This post is based on a reprint from a hand-out* given to Becky by her first Coach, Carol Wade-Lam, during her first season as an All Star 16 years ago.
Photo 1: Becky and I during one of our first travel comps to Hershey Park, 1999;
Photo 2: Team photo of UCA National High School Cheerleading Champions Shepherd High High School 1995, Coach Carol Wade-Lam
Carol has been a cheer industry leader for more than 30 years. Her achievements include: former coach of national high school cheerleading champions; national high school cheer judge; Owner of 5 Star Academy which was one of the first All Star gyms in Massachusetts (Carol's close friend Cheryl Pasinato was the first when she opened East Elite -now East Celebrity Elite); Founder and president of the Massachusetts All Star Association (MASA) which promotes state-wide support within the All Star community and produces the Annual MASA All-Star State Championship and the MASA Northeast All-Star Championship which distributes more than $5,000 in scholarships annually.
Lessons of the Geese
This time of year, in the fall, you see geese heading south for the winter, flying along in the "V" formation...here's what science has discovered about why they fly that way.
It has been learned that as each bird flaps its wings, it creates uplift for the bird immediately following.

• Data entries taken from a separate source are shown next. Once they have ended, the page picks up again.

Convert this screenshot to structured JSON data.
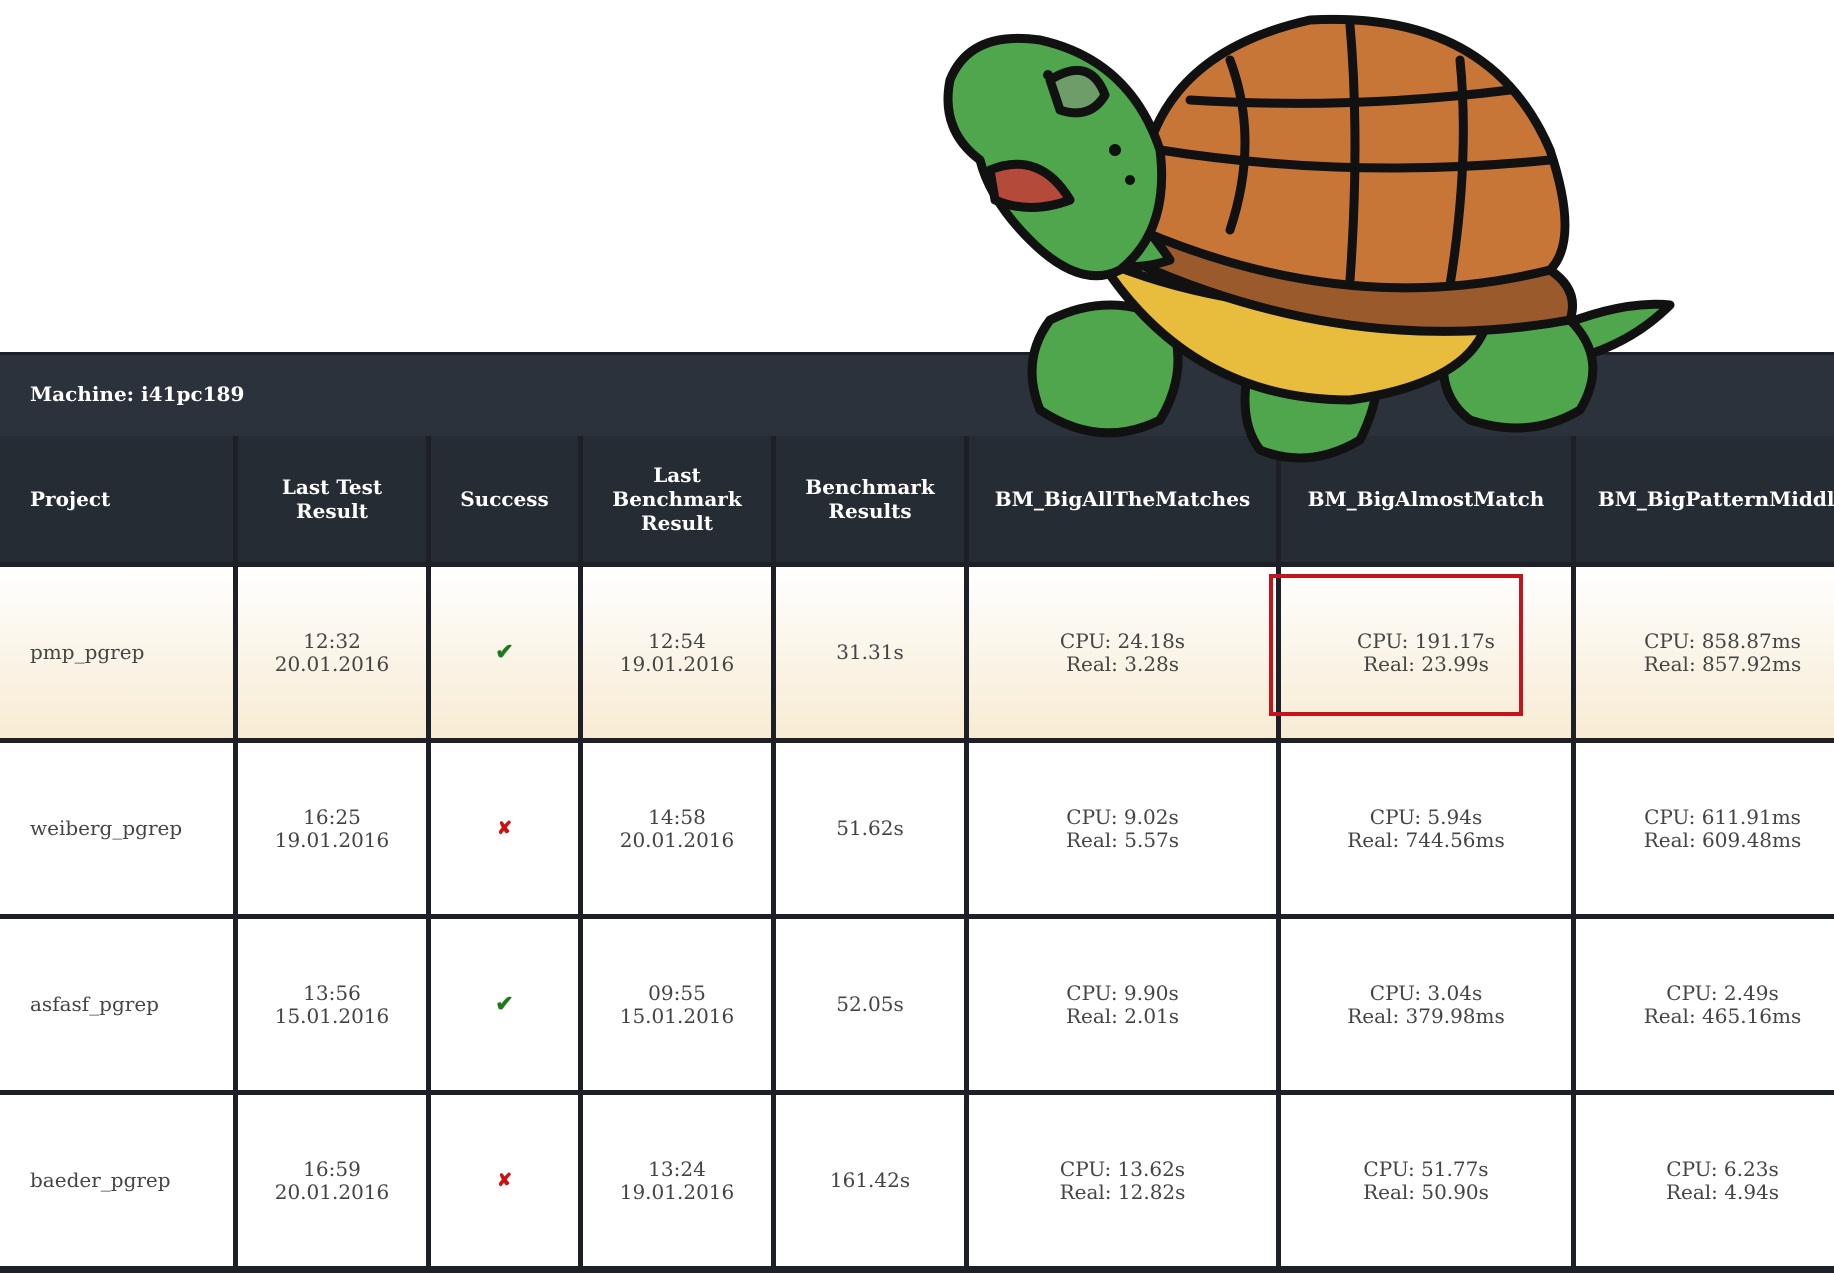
{
  "machine": {
    "label": "Machine: i41pc189"
  },
  "columns": [
    "Project",
    "Last Test Result",
    "Success",
    "Last Benchmark Result",
    "Benchmark Results",
    "BM_BigAllTheMatches",
    "BM_BigAlmostMatch",
    "BM_BigPatternMiddle"
  ],
  "header_lines": {
    "project": "Project",
    "last_test": [
      "Last Test",
      "Result"
    ],
    "success": "Success",
    "last_bench": [
      "Last",
      "Benchmark",
      "Result"
    ],
    "bench_results": [
      "Benchmark",
      "Results"
    ],
    "bm1": "BM_BigAllTheMatches",
    "bm2": "BM_BigAlmostMatch",
    "bm3": "BM_BigPatternMiddle"
  },
  "rows": [
    {
      "project": "pmp_pgrep",
      "last_test_time": "12:32",
      "last_test_date": "20.01.2016",
      "success": true,
      "success_glyph": "✔",
      "last_bench_time": "12:54",
      "last_bench_date": "19.01.2016",
      "bench_results": "31.31s",
      "bm1_cpu": "CPU: 24.18s",
      "bm1_real": "Real: 3.28s",
      "bm2_cpu": "CPU: 191.17s",
      "bm2_real": "Real: 23.99s",
      "bm3_cpu": "CPU: 858.87ms",
      "bm3_real": "Real: 857.92ms",
      "highlighted": true
    },
    {
      "project": "weiberg_pgrep",
      "last_test_time": "16:25",
      "last_test_date": "19.01.2016",
      "success": false,
      "success_glyph": "✘",
      "last_bench_time": "14:58",
      "last_bench_date": "20.01.2016",
      "bench_results": "51.62s",
      "bm1_cpu": "CPU: 9.02s",
      "bm1_real": "Real: 5.57s",
      "bm2_cpu": "CPU: 5.94s",
      "bm2_real": "Real: 744.56ms",
      "bm3_cpu": "CPU: 611.91ms",
      "bm3_real": "Real: 609.48ms",
      "highlighted": false
    },
    {
      "project": "asfasf_pgrep",
      "last_test_time": "13:56",
      "last_test_date": "15.01.2016",
      "success": true,
      "success_glyph": "✔",
      "last_bench_time": "09:55",
      "last_bench_date": "15.01.2016",
      "bench_results": "52.05s",
      "bm1_cpu": "CPU: 9.90s",
      "bm1_real": "Real: 2.01s",
      "bm2_cpu": "CPU: 3.04s",
      "bm2_real": "Real: 379.98ms",
      "bm3_cpu": "CPU: 2.49s",
      "bm3_real": "Real: 465.16ms",
      "highlighted": false
    },
    {
      "project": "baeder_pgrep",
      "last_test_time": "16:59",
      "last_test_date": "20.01.2016",
      "success": false,
      "success_glyph": "✘",
      "last_bench_time": "13:24",
      "last_bench_date": "19.01.2016",
      "bench_results": "161.42s",
      "bm1_cpu": "CPU: 13.62s",
      "bm1_real": "Real: 12.82s",
      "bm2_cpu": "CPU: 51.77s",
      "bm2_real": "Real: 50.90s",
      "bm3_cpu": "CPU: 6.23s",
      "bm3_real": "Real: 4.94s",
      "highlighted": false
    }
  ],
  "colors": {
    "header_bg": "#262c34",
    "grid_lines": "#1d2127",
    "success": "#1c7a1c",
    "failure": "#cc1111",
    "highlight_border": "#c4141c",
    "highlight_row_bottom": "#f7ebd3"
  },
  "images": {
    "mascot": "cartoon-turtle-icon"
  }
}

By flying in a "V" fomation the whole flock adds at least 71% greater flying range than if each bird flew on its own. This is quite similar to people (who are part of a team and share a common direction) who get where they are going quicker and easier because they are traveling on the trust of one another and lift each other up along the way.
Whenever a geese falls out of a formation, it suddenly feels the drag and resistance of trying to go through it alone and quicky gets back into formaiton to take advantage of the power of the flock.

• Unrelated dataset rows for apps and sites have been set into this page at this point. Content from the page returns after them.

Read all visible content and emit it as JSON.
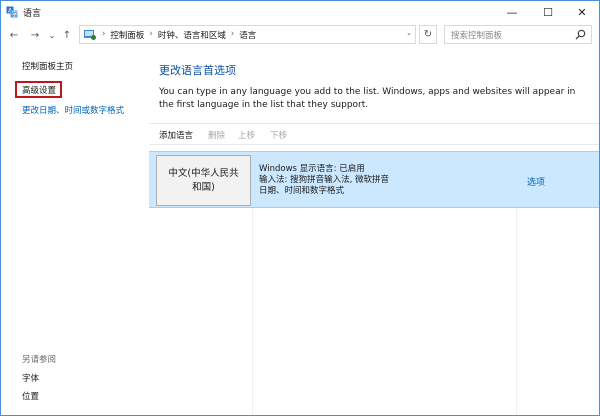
{
  "window": {
    "title": "语言",
    "min_glyph": "—",
    "max_glyph": "☐",
    "close_glyph": "✕"
  },
  "nav": {
    "back_glyph": "←",
    "forward_glyph": "→",
    "history_glyph": "⌄",
    "up_glyph": "↑",
    "breadcrumbs": [
      "控制面板",
      "时钟、语言和区域",
      "语言"
    ],
    "crumb_sep": "›",
    "refresh_glyph": "↻",
    "dropdown_glyph": "⌄"
  },
  "search": {
    "placeholder": "搜索控制面板"
  },
  "sidebar": {
    "items": [
      {
        "label": "控制面板主页"
      },
      {
        "label": "高级设置"
      },
      {
        "label": "更改日期、时间或数字格式"
      }
    ],
    "see_also_title": "另请参阅",
    "see_also": [
      {
        "label": "字体"
      },
      {
        "label": "位置"
      }
    ]
  },
  "main": {
    "title": "更改语言首选项",
    "description": "You can type in any language you add to the list. Windows, apps and websites will appear in the first language in the list that they support.",
    "toolbar": {
      "add": "添加语言",
      "remove": "删除",
      "move_up": "上移",
      "move_down": "下移"
    },
    "languages": [
      {
        "name": "中文(中华人民共和国)",
        "info_line1": "Windows 显示语言: 已启用",
        "info_line2": "输入法: 搜狗拼音输入法, 微软拼音",
        "info_line3": "日期、时间和数字格式",
        "options": "选项"
      }
    ]
  },
  "colors": {
    "accent_link": "#0063b1",
    "title_blue": "#0b4f9e",
    "selected_row": "#cce8ff",
    "highlight_box": "#c0151b"
  }
}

When the lead goose gets tired he rotates back in the wings and another goose takes over. It pays to share leadership and take turns doing hard jobs.

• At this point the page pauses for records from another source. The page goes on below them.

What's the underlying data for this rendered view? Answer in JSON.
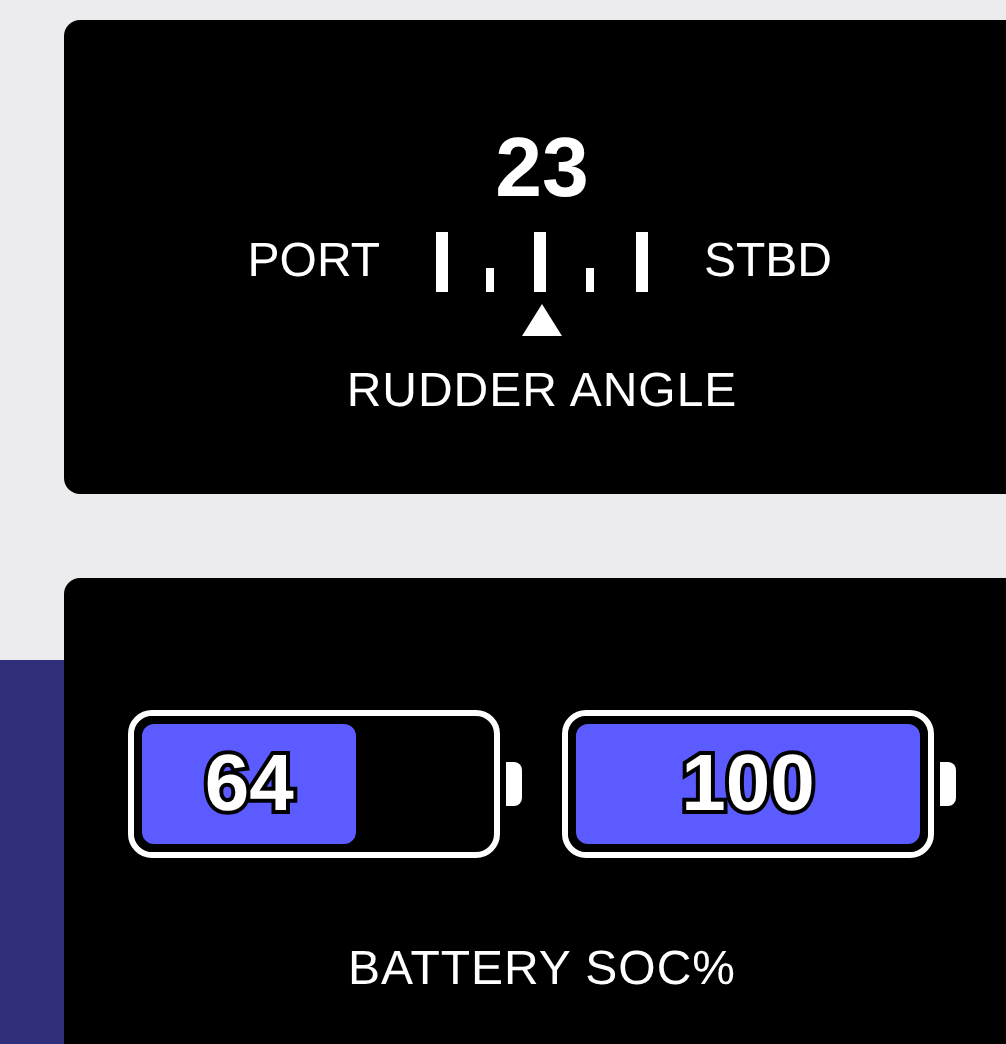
{
  "rudder": {
    "value": "23",
    "port_label": "PORT",
    "stbd_label": "STBD",
    "title": "RUDDER ANGLE"
  },
  "battery": {
    "title": "BATTERY SOC%",
    "batteries": [
      {
        "reading": "64",
        "level": 0.64
      },
      {
        "reading": "100",
        "level": 1.0
      }
    ]
  }
}
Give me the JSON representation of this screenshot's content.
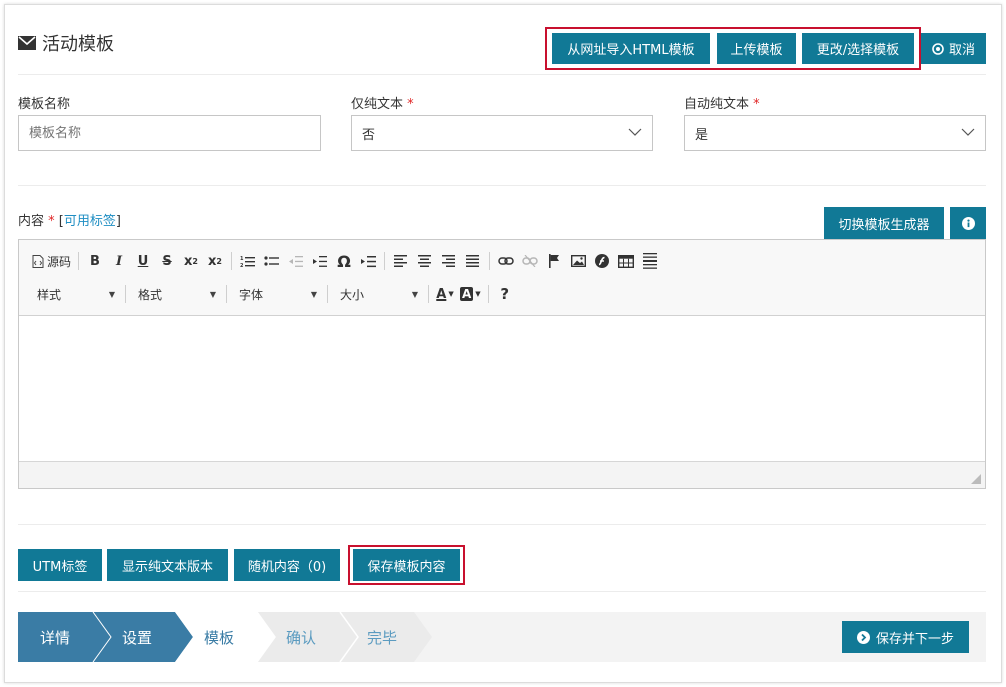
{
  "header": {
    "icon": "envelope-icon",
    "title": "活动模板",
    "import_html_label": "从网址导入HTML模板",
    "upload_label": "上传模板",
    "change_select_label": "更改/选择模板",
    "cancel_label": "取消"
  },
  "form": {
    "template_name": {
      "label": "模板名称",
      "placeholder": "模板名称",
      "value": ""
    },
    "plain_text_only": {
      "label": "仅纯文本",
      "required_mark": "*",
      "value": "否"
    },
    "auto_plain_text": {
      "label": "自动纯文本",
      "required_mark": "*",
      "value": "是"
    }
  },
  "content": {
    "label": "内容",
    "required_mark": "*",
    "bracket_open": "[",
    "available_tags_link": "可用标签",
    "bracket_close": "]",
    "switch_builder_label": "切换模板生成器",
    "info_icon": "info-icon"
  },
  "editor": {
    "source_label": "源码",
    "bold": "B",
    "italic": "I",
    "underline": "U",
    "strike": "S",
    "omega": "Ω",
    "help": "?",
    "style_combo": "样式",
    "format_combo": "格式",
    "font_combo": "字体",
    "size_combo": "大小",
    "text_color": "A",
    "bg_color": "A"
  },
  "actions": {
    "utm_label": "UTM标签",
    "show_plain_label": "显示纯文本版本",
    "random_content_label": "随机内容（0)",
    "save_template_label": "保存模板内容"
  },
  "wizard": {
    "steps": [
      "详情",
      "设置",
      "模板",
      "确认",
      "完毕"
    ],
    "active_index": 2,
    "save_next_label": "保存并下一步"
  },
  "colors": {
    "primary": "#117996",
    "highlight": "#c8102e",
    "step_done": "#3a7ca5",
    "required": "#e02424",
    "link": "#1f8ec3"
  }
}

The geese honk from behind to encourage those up front to keep their speed. Words of support and inspiration help energize those on the front line, helping them to keep pace in spite of the day-to-day pressures and fatigue.
Finally when a goose gets sick or is wounded and falls out, two geese fall out of the formation and follow the injured one down to help and protect him. They stay with him until he is either able to fly or until he is dead, then thay launch out with another formation to catch up with their group.
What can we learn from geese?
When one of us is down, it's up to the others to stand by us in our time of trouble. If we have the sense of a goose, we will stand by each other when things get rough. We will stay in formation with those headed where we want to go. It is important that our honking be encouraging.
Otherwise it's just well, honking.
2013 CALI Lady Bullets knew the power of the "V"
If we have as much sense as a goose, we will stay in formation and share information with those who are headed in the same direction that we are going.The next time you see a formation of geese remember their message that:
"It is indeed a reward, a challenge and privliege to be a contributing member of a team team."
*Lessons of the Geese authorship has been credited to a transcription of a speech given by Angeles Arrien at the 1991 Organizational Development Network, based on the work of Milton Olson, however an earlier version was written in 1972 by Dr Robert McNeish of Baltimore, MD.
Dr McNeish, began his career as a science teacher before he became involved in school administration. He had been intrigued with observing geese for years and first wrote the piece for a sermon he delivered in his church. Often used in corporate management seminars now, "LESSONS FROM THE GEESE" began with an educator who has given his life to help open new worlds and horizons to our youth.